EXTRACTED RECORDS ▸
=-=-=

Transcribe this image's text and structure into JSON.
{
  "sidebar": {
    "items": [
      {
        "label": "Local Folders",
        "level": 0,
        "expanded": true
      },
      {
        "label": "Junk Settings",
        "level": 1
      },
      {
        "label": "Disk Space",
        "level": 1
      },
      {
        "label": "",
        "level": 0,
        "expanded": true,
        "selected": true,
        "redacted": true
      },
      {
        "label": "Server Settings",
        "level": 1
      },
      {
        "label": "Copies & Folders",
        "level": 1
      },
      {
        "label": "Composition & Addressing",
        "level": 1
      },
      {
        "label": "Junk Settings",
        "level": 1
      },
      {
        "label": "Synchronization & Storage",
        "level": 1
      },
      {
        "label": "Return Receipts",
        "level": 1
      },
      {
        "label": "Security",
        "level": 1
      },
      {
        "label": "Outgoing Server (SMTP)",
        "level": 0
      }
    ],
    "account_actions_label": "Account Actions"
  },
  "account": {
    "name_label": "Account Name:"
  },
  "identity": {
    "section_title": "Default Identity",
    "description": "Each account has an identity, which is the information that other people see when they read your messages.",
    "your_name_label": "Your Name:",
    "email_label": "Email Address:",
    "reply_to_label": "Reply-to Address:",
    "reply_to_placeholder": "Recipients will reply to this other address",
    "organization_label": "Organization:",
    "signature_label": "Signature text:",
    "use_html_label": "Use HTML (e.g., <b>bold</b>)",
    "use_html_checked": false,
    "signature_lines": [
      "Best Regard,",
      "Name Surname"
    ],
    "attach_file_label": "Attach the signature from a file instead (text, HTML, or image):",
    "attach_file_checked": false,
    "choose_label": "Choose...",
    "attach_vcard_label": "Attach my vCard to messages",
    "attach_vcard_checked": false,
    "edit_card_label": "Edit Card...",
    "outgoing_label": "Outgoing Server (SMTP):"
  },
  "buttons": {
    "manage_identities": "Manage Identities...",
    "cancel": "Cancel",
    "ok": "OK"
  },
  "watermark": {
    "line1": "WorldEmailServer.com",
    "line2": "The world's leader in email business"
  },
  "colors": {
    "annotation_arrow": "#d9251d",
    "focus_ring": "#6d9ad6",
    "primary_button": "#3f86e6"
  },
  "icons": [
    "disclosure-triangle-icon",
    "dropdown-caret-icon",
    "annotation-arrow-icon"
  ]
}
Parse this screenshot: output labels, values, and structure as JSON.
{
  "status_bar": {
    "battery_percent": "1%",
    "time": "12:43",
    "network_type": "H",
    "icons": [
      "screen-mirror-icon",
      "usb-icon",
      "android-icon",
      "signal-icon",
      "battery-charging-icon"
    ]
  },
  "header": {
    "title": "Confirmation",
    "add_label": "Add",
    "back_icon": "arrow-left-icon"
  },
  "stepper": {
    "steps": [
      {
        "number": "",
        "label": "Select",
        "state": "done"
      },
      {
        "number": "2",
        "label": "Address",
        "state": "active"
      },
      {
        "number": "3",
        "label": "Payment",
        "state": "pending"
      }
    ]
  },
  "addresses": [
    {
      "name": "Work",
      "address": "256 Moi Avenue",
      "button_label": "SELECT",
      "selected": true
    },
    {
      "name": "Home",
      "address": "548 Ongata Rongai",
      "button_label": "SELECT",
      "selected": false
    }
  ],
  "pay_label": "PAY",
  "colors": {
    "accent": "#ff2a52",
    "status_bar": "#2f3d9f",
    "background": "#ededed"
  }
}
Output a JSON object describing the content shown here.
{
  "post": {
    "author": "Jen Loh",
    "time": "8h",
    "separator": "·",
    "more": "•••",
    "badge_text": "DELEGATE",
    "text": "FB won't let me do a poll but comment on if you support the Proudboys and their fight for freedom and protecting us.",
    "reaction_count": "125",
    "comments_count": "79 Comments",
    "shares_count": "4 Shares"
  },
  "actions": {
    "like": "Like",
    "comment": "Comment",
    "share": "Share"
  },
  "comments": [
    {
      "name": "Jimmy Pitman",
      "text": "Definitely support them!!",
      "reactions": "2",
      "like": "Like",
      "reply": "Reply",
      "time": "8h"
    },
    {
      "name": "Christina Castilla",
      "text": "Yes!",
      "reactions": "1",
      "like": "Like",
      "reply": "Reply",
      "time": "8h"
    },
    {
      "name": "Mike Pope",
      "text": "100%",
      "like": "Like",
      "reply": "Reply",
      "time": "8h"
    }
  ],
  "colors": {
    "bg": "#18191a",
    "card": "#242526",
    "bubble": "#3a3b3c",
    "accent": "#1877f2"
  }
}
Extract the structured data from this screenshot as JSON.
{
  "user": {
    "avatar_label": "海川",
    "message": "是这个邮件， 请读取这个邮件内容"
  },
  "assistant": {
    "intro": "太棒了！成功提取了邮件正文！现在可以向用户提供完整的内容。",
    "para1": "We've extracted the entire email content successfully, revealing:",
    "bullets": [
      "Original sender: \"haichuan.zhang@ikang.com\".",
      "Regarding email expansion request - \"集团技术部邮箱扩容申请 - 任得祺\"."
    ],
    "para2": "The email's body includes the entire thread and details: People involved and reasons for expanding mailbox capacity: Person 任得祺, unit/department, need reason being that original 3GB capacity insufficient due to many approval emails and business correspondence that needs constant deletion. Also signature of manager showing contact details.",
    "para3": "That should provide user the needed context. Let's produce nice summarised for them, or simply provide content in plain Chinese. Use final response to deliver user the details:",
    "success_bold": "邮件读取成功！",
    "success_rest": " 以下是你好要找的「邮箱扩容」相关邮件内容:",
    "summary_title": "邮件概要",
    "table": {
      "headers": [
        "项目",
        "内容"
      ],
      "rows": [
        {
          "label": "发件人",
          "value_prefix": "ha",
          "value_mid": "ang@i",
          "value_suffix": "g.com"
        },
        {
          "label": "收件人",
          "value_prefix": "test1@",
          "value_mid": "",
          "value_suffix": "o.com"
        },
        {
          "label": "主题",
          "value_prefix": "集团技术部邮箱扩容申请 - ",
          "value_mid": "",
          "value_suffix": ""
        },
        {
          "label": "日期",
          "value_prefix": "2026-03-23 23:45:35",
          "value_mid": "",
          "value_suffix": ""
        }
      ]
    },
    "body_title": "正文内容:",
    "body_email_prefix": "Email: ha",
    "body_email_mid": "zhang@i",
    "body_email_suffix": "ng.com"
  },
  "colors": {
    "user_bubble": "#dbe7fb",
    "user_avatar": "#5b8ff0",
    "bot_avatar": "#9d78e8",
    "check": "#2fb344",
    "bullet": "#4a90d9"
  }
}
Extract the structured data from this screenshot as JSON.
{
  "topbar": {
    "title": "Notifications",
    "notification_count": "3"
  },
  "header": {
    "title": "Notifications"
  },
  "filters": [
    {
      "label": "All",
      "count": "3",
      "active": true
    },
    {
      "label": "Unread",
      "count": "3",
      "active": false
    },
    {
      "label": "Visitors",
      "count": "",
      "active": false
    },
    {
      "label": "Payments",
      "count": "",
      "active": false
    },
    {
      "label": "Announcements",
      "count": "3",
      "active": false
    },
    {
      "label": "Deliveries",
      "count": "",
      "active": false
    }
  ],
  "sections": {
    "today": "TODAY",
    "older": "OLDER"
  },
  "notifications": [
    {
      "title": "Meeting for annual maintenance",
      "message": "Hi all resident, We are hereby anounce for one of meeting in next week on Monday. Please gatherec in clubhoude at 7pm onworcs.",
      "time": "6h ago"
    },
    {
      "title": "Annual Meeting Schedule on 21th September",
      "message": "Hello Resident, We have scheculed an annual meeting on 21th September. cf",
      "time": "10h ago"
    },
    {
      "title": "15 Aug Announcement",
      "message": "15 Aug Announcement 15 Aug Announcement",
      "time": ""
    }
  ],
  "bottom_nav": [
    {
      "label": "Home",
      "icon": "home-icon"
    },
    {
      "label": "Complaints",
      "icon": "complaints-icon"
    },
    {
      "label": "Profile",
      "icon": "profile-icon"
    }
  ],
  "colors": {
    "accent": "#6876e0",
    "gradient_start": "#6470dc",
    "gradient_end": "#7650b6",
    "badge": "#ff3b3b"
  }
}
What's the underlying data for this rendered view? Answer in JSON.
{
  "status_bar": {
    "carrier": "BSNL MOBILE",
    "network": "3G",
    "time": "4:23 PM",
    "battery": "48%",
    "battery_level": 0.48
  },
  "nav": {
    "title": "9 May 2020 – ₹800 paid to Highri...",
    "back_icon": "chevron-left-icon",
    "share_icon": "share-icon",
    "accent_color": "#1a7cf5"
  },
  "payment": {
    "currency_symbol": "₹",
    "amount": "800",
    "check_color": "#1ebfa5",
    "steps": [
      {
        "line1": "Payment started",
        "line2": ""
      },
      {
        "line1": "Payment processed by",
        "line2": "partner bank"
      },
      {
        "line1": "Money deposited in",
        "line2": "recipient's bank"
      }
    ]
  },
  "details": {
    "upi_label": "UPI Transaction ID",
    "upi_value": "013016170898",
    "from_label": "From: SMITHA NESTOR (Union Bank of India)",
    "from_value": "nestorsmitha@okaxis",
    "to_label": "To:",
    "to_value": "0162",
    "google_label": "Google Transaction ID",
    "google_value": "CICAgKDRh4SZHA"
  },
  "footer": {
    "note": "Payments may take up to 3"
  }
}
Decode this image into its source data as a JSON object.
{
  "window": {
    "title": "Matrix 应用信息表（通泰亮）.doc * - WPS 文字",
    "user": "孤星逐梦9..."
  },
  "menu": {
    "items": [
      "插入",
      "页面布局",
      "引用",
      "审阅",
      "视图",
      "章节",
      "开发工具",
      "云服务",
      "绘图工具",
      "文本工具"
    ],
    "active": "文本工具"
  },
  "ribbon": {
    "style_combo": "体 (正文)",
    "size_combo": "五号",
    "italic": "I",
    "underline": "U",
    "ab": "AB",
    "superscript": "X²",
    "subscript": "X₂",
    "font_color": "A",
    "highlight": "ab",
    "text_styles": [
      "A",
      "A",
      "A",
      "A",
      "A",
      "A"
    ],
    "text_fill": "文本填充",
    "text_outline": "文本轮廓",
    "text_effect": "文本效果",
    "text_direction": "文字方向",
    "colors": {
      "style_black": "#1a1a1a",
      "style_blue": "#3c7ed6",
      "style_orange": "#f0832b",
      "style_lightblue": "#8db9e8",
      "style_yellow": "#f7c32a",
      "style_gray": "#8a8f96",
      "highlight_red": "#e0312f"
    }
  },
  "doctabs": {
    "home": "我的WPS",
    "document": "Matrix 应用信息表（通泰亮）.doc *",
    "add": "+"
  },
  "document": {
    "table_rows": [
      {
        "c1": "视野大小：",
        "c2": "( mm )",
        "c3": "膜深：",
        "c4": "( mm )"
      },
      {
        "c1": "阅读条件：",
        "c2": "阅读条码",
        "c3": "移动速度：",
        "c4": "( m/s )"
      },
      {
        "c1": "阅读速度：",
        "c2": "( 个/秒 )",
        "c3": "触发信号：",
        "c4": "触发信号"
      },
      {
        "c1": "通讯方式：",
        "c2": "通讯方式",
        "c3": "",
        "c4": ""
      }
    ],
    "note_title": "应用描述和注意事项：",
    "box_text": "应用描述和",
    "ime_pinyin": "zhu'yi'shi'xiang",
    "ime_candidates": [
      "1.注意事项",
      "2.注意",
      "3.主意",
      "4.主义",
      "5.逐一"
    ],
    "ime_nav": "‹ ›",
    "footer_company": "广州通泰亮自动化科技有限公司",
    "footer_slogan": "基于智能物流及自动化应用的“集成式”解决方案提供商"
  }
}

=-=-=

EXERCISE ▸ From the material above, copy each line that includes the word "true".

ANSWER BOX ▸
        "expanded": true
        "expanded": true,
        "selected": true,
        "redacted": true
      "selected": true
      "active": true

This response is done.